### [Exercise goal]
Restate the records word for word. Include no pictures.

### [Data shown]
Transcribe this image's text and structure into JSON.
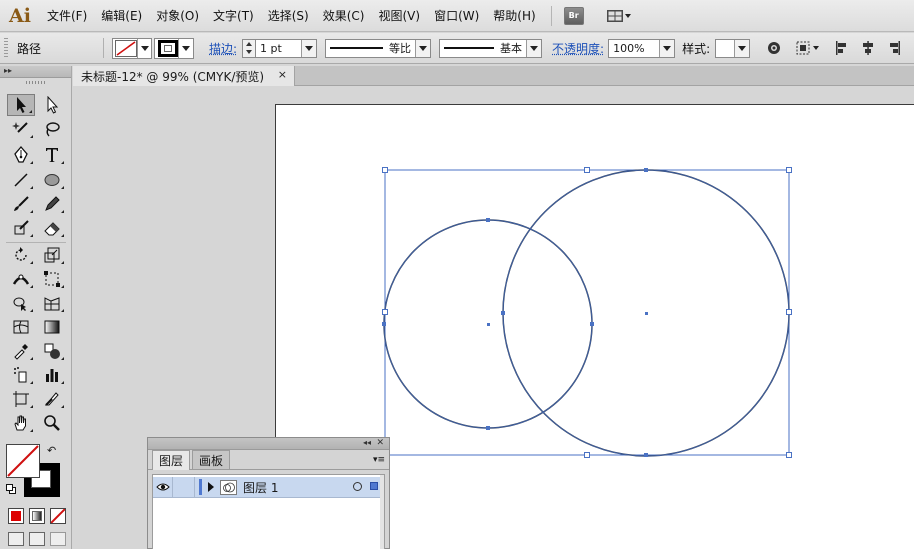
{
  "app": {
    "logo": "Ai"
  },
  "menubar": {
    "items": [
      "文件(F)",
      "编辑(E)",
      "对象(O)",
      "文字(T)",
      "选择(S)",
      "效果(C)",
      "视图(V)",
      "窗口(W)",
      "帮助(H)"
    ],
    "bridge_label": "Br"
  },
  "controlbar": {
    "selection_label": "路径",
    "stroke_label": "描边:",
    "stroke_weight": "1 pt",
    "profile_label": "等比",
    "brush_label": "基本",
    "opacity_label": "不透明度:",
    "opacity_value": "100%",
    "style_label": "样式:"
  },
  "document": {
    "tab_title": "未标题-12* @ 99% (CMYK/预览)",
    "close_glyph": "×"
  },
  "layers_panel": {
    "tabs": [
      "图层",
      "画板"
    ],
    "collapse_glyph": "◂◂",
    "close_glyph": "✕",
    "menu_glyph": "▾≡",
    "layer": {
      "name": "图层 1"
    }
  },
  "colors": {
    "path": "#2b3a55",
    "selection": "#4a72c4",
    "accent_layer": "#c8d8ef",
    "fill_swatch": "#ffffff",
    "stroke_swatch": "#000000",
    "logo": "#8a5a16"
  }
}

### [Response to the task]
Transcribe this image's text and structure into JSON.
{
  "app": {
    "logo": "Ai"
  },
  "menubar": {
    "items": [
      "文件(F)",
      "编辑(E)",
      "对象(O)",
      "文字(T)",
      "选择(S)",
      "效果(C)",
      "视图(V)",
      "窗口(W)",
      "帮助(H)"
    ],
    "bridge_label": "Br"
  },
  "controlbar": {
    "selection_label": "路径",
    "stroke_label": "描边:",
    "stroke_weight": "1 pt",
    "profile_label": "等比",
    "brush_label": "基本",
    "opacity_label": "不透明度:",
    "opacity_value": "100%",
    "style_label": "样式:"
  },
  "document": {
    "tab_title": "未标题-12* @ 99% (CMYK/预览)",
    "close_glyph": "×"
  },
  "layers_panel": {
    "tabs": [
      "图层",
      "画板"
    ],
    "collapse_glyph": "◂◂",
    "close_glyph": "✕",
    "menu_glyph": "▾≡",
    "layer": {
      "name": "图层 1"
    }
  },
  "colors": {
    "path": "#2b3a55",
    "selection": "#4a72c4",
    "accent_layer": "#c8d8ef",
    "fill_swatch": "#ffffff",
    "stroke_swatch": "#000000",
    "logo": "#8a5a16"
  }
}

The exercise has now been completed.